The sources based their optimism on the fact that ENI-KOGAS’ drillship had “already begun” operations undisturbed. “The government remains in constant contact with Mr Eide,” the same sources said in response to whether the UN special envoy was still working behind the scenes to resolve the crisis.
Meanwhile, the party leaders’ meeting, rescheduled for tomorrow after heavy snowfall prevented the get-together at the Presidential residence in Troodos mountains on Friday, is expected to address the new developments. In light of remarks by parties to Turkey’s rumoured new NavTex, the meeting could become a forum of heated debate on any thought of returning to the peace talks.
Yesterday the parties had many accusations but little to propose. EDEK leader and House President Yiannakis Omirou focused on blasting Eide, who told caused a stir on Friday when he was quoted as saying that “the hydrocarbons issue has been linked to the Cyprus problem […] and cannot be unlinked.”
“Mr Eide’s remarks pose the dire danger of suggesting that, in exercising Cyprus’ sovereign rights in its own EEZ, there is a difference between the Republic of Cyprus and Turkey, or that there is a so-called grey area,” Omirou said.
“Therefore, the government must immediately and decisively present its objections to the UN Secretary-General and the Security Council, because in addition to violating his mandate, Mr Eide’s comments create the impression internationally that there is such a difference or a grey area,” he added.
AKEL also asserted that drilling operations within Cyprus’ EEZ neither could, nor should be stopped, for reasons both of principle and practicality, and proposed bringing agreements between the previous leaders, President Demetris Christofias and Turkish Cypriots Mehmet Ali Talat and Dervis Eroglu – relating to the administration of hydrocarbons in a post-solution federal Cyprus – back to the table.
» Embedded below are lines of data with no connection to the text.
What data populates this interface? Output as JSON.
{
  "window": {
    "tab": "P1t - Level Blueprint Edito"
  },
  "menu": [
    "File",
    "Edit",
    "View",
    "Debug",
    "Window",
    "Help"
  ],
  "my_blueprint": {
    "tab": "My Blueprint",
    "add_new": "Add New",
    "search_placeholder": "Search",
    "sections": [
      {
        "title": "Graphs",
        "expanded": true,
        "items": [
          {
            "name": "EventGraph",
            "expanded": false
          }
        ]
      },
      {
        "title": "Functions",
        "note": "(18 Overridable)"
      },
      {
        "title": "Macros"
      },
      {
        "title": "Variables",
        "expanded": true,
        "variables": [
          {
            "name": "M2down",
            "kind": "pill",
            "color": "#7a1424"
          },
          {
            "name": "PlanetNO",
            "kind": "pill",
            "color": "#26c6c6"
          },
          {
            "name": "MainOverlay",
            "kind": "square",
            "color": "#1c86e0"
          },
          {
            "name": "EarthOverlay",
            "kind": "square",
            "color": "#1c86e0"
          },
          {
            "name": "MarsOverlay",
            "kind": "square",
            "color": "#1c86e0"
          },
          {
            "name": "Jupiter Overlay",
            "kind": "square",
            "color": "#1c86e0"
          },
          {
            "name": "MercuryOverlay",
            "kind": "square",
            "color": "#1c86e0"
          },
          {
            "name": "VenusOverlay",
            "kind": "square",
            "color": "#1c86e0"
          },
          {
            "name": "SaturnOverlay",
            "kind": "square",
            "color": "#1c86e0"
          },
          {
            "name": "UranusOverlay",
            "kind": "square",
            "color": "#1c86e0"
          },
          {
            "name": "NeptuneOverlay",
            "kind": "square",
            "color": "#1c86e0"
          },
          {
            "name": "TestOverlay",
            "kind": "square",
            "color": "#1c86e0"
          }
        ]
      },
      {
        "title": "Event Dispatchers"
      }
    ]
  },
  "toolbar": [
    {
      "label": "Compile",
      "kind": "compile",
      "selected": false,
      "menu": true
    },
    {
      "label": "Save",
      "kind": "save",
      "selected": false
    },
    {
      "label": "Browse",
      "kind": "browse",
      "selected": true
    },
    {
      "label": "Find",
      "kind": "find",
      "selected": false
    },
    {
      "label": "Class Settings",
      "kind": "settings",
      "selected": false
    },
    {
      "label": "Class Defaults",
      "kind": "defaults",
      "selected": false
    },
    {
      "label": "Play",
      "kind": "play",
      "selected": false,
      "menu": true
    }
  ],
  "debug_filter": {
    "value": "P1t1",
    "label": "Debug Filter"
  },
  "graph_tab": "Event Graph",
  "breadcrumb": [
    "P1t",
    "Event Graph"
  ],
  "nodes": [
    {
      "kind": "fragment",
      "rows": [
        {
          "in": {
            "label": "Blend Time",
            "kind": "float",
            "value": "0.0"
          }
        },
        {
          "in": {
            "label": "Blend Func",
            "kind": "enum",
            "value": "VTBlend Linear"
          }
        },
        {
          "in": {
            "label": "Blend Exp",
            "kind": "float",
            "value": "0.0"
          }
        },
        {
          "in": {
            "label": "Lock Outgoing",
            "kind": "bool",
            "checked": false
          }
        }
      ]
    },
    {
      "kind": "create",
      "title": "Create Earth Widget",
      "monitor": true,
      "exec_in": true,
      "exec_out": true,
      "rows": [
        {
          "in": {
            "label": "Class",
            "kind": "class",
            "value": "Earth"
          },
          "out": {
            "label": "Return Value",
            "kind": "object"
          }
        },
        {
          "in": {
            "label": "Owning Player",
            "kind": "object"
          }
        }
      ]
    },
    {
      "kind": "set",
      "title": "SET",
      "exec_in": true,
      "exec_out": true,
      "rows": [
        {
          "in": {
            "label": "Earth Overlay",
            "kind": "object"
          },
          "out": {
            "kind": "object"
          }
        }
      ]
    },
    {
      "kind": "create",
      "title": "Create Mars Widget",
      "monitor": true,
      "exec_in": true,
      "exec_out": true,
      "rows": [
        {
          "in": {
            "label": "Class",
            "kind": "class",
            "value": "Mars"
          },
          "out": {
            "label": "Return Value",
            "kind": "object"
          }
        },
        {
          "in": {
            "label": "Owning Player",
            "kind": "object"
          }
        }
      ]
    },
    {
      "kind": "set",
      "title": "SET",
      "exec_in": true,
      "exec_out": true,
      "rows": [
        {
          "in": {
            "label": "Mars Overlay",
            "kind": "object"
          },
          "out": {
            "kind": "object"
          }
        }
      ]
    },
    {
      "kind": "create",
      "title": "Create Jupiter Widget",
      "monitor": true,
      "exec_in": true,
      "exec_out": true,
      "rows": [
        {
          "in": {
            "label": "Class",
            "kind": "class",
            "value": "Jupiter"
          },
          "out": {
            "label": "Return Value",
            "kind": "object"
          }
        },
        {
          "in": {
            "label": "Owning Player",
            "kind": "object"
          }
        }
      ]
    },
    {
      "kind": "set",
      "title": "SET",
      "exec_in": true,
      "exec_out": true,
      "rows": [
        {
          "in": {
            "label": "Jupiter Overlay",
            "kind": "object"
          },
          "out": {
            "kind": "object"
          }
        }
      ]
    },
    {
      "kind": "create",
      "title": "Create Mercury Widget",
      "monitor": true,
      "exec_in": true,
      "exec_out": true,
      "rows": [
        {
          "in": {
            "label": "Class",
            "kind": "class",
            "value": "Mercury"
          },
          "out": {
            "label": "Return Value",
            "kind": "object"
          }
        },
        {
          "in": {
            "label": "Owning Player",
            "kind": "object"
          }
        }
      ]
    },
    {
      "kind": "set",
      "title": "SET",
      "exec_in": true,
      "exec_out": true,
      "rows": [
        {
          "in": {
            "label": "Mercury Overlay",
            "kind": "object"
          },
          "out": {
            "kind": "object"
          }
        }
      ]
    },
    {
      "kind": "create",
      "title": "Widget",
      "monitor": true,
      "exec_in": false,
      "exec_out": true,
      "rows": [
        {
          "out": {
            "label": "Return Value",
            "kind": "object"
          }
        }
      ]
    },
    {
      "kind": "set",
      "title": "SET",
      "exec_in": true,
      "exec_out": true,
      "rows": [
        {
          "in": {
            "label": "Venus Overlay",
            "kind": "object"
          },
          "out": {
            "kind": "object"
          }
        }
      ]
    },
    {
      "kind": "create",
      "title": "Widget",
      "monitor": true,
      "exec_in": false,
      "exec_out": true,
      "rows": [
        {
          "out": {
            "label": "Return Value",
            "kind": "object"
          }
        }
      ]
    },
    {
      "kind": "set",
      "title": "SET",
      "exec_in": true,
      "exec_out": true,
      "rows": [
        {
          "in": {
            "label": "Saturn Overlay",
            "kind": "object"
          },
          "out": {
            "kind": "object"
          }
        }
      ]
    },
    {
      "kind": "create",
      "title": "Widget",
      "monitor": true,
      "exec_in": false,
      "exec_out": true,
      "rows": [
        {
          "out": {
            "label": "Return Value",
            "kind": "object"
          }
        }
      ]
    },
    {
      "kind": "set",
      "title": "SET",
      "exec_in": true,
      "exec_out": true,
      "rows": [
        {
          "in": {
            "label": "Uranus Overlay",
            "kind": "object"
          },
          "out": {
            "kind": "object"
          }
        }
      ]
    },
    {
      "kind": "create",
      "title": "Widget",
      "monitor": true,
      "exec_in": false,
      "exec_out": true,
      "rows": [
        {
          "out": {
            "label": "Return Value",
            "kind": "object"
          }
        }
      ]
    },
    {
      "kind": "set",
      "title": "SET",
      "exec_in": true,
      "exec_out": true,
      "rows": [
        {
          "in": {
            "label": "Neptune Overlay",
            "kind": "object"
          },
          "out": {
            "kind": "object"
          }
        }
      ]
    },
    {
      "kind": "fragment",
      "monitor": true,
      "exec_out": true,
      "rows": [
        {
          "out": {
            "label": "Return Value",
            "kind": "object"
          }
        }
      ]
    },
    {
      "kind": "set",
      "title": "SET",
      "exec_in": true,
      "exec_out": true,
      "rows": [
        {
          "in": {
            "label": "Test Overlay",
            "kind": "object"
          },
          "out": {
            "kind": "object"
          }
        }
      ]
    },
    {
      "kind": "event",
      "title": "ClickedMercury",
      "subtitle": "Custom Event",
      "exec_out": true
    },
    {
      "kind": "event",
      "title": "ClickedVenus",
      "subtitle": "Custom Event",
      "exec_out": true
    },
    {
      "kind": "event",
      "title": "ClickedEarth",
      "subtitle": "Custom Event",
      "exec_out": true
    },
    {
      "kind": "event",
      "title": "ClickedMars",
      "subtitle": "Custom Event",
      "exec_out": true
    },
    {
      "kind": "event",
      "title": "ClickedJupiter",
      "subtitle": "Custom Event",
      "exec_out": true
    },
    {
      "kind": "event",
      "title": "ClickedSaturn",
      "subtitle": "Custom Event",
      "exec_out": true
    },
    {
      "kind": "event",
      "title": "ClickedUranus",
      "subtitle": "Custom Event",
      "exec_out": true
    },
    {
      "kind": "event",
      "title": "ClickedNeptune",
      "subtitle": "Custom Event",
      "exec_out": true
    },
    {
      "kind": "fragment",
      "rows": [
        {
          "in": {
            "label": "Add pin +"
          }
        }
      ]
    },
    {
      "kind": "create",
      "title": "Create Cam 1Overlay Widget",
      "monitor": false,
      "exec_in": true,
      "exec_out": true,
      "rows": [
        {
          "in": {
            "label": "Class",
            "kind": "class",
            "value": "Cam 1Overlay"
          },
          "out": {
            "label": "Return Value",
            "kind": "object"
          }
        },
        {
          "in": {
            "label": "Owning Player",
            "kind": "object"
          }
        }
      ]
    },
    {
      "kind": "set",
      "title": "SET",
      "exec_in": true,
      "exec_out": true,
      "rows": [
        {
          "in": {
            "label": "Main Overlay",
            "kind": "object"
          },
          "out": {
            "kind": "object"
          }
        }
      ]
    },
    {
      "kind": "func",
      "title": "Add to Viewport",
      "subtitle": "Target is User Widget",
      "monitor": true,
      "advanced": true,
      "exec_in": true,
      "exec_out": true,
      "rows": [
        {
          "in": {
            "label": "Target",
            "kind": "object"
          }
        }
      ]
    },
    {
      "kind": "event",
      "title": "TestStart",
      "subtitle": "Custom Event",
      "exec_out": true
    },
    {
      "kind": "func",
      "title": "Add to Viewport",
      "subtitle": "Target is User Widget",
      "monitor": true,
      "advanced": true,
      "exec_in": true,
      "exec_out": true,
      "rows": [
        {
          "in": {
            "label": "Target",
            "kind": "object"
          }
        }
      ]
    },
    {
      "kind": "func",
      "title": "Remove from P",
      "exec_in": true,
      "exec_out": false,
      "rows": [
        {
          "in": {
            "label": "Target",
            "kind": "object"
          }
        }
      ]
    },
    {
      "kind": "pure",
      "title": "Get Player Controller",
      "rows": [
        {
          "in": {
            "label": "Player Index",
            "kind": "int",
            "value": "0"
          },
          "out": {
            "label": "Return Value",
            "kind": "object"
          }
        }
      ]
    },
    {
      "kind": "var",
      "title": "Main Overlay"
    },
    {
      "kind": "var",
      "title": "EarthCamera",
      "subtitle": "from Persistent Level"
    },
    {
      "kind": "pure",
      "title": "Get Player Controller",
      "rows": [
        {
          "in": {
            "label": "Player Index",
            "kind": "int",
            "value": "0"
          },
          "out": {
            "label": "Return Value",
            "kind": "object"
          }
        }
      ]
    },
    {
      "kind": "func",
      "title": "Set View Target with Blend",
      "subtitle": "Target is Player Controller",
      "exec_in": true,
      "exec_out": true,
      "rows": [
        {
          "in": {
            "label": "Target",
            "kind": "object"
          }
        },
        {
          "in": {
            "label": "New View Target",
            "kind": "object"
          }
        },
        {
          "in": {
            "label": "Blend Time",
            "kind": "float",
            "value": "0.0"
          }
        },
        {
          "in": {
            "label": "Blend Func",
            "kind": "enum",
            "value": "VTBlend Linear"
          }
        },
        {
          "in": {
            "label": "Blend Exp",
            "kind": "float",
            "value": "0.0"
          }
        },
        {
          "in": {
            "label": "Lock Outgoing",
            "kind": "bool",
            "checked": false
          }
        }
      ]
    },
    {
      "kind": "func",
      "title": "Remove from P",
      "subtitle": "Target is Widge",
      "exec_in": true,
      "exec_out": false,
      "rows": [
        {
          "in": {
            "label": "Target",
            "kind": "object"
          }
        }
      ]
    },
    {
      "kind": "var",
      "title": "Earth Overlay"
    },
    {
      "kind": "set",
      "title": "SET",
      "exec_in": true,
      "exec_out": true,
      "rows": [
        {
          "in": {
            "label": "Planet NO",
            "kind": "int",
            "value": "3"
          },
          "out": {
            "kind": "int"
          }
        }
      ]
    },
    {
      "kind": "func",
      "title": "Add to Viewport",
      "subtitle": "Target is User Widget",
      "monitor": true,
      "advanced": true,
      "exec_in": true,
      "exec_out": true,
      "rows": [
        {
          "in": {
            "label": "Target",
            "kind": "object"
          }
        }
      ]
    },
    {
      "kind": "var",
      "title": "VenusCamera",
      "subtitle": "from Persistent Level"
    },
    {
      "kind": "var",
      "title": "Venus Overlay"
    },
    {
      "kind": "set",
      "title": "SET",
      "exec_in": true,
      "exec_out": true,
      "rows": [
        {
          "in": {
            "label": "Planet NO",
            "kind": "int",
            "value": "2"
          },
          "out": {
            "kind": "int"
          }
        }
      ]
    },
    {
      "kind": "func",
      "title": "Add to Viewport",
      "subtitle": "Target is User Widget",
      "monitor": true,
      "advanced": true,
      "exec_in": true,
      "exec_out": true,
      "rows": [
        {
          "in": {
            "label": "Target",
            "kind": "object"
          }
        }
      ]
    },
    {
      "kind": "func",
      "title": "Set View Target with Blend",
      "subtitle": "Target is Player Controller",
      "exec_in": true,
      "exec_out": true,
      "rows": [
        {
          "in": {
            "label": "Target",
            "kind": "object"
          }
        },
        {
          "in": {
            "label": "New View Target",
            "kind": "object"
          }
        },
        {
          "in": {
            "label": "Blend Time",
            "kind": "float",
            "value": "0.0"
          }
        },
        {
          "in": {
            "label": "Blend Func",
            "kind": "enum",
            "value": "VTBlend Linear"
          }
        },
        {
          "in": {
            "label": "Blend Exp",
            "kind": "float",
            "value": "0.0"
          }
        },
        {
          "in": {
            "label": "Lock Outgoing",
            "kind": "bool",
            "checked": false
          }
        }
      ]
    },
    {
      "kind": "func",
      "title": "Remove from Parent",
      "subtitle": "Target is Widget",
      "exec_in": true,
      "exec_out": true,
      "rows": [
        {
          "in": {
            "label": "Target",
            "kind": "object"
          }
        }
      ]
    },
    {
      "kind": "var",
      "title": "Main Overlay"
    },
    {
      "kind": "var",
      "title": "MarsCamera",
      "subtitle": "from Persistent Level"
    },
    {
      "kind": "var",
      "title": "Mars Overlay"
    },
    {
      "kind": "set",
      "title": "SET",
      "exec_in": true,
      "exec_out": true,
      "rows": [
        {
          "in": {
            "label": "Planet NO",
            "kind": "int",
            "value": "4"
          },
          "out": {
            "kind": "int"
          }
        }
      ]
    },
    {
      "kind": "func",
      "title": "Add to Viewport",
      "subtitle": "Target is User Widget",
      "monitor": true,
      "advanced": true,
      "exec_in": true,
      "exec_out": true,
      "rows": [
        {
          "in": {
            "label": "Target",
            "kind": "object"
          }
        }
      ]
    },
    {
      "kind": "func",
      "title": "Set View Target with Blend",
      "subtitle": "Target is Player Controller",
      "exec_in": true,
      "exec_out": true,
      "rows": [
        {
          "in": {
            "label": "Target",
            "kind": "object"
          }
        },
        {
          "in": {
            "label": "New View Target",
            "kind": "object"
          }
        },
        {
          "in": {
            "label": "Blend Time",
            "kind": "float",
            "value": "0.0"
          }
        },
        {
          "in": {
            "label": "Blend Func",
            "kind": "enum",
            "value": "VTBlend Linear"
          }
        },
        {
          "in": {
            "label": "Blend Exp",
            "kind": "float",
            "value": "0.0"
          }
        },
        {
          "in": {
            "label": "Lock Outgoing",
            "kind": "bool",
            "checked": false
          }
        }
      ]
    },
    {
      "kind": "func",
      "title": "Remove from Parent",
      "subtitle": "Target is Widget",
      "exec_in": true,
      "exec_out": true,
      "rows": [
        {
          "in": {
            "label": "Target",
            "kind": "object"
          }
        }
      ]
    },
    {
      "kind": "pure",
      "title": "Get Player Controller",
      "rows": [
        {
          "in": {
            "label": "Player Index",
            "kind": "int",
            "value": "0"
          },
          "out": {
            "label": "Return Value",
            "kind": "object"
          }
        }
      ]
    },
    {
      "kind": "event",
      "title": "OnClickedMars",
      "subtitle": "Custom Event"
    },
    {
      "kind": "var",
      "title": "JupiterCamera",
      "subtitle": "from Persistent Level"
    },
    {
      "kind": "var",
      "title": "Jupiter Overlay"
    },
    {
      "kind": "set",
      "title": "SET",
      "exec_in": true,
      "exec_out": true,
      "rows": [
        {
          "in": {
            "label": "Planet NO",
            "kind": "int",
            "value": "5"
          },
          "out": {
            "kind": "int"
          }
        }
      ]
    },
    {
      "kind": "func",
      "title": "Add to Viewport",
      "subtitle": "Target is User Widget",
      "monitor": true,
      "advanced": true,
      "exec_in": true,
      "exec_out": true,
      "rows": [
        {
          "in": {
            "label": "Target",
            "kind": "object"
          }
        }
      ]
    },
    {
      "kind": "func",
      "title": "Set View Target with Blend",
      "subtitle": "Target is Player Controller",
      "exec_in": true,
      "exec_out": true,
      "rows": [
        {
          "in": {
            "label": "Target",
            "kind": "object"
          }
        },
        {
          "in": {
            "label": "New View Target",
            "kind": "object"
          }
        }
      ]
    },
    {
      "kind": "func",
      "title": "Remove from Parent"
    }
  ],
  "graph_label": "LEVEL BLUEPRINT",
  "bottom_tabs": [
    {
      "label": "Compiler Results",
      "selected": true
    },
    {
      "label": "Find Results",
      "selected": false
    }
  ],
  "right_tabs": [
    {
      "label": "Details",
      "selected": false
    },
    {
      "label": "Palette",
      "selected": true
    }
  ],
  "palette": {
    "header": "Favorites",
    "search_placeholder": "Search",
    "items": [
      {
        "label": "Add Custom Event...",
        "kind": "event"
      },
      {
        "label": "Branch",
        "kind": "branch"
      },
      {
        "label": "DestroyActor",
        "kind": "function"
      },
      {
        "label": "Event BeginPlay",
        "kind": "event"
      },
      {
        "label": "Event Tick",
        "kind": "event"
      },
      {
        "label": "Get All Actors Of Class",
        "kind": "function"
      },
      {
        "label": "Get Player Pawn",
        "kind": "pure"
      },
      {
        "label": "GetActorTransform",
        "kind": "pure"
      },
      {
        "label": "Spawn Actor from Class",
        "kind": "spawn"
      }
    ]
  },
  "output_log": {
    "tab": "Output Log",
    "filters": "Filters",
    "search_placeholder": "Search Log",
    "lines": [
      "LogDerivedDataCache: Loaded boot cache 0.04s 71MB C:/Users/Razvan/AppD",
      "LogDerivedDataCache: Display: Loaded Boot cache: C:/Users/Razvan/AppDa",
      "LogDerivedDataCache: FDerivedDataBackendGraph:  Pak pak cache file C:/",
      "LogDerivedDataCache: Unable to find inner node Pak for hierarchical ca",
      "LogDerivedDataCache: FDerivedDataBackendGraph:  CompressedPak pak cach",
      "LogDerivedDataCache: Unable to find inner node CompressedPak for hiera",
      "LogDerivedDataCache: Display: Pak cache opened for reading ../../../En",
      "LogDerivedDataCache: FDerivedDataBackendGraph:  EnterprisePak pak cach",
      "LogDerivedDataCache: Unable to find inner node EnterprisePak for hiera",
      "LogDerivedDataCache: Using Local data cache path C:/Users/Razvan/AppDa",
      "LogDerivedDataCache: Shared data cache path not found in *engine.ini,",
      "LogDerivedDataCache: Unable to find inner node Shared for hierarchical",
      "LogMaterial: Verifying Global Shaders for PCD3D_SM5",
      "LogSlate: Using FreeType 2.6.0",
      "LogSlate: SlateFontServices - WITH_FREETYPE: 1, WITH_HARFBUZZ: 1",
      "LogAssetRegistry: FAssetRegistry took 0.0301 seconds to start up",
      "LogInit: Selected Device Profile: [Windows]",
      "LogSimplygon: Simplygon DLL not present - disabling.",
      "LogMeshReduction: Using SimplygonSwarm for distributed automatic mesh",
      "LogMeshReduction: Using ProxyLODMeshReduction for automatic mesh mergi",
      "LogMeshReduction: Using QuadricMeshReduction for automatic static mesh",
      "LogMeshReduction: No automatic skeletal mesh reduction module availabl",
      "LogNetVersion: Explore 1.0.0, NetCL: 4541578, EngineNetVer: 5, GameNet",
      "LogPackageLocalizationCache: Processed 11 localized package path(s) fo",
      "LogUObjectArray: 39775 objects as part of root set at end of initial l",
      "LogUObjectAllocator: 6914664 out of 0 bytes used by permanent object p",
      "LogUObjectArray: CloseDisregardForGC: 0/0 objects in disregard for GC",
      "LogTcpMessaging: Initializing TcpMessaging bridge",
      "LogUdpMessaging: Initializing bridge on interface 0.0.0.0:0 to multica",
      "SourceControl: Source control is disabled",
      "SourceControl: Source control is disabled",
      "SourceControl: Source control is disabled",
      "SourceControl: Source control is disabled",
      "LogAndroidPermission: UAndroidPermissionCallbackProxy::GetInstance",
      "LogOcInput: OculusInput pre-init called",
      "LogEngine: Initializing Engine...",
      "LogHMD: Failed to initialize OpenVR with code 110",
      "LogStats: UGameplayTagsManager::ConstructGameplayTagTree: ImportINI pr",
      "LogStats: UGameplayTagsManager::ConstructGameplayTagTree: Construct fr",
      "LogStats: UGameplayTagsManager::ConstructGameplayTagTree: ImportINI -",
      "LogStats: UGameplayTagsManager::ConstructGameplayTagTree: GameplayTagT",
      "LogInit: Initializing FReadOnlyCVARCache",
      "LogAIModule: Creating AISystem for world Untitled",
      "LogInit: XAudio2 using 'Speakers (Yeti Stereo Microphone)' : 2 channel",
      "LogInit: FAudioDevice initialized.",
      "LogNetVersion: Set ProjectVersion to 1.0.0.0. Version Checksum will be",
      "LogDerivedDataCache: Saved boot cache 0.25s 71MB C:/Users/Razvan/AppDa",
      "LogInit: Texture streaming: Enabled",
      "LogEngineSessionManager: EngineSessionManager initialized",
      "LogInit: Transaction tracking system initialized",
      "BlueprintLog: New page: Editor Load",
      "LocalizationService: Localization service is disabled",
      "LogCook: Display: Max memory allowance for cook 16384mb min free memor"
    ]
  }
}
“AKEL’s view has been clear from the beginning,” party spokesman Giorgos Loukaides said. “In addition to resolutely seeking Turkey’s indictment for its infringement on Cyprus sovereignty, we should take initiatives relating to the period following the settlement of the Cyprus problem. Such initiatives should focus on the Christofias-Talat and Eroglu-Christofias convergences.”
The Greens called on Anastasiades to “wax his ears to the sirens” urging him not to resume negotiations, insisting that last October’s decision to pull out of the peace talks in light of Turkey’s provocations was the right one, but the party had little to offer in terms of the next steps.
“It is unthinkable that the talks could resume under the circumstances imposed by Turkey,” party spokeswoman Eleni Chrysostomou said yesterday. “But we must not remain with our arms crossed. At last, serious initiatives must be undertaken, and strategic decisions taken, to change the status quo and offer hope and prospects to the efforts to solve the Cyprus problem.”
Government coalition partners EVROKO interpreted Eide’s remarks as a UN-led conspiracy to incorporate the issue of hydrocarbons to the peace talks.
“We must therefore move pre-emptively, insisting on the view that hydrocarbons cannot be reduced to a bi-communal issue, nor can they become part of the negotiations, but are an asset belonging to all Cypriot citizens – Greek Cypriots and Turkish Cypriots alike,” the party said in a statement.
“It is imperative that at [Monday’s] meeting of party leaders the dates for the pending National Council summit relating to the Cyprus problem are set, at which a detailed review of the current situation should be carried out and decisions to strengthen our side’s strategy are made.”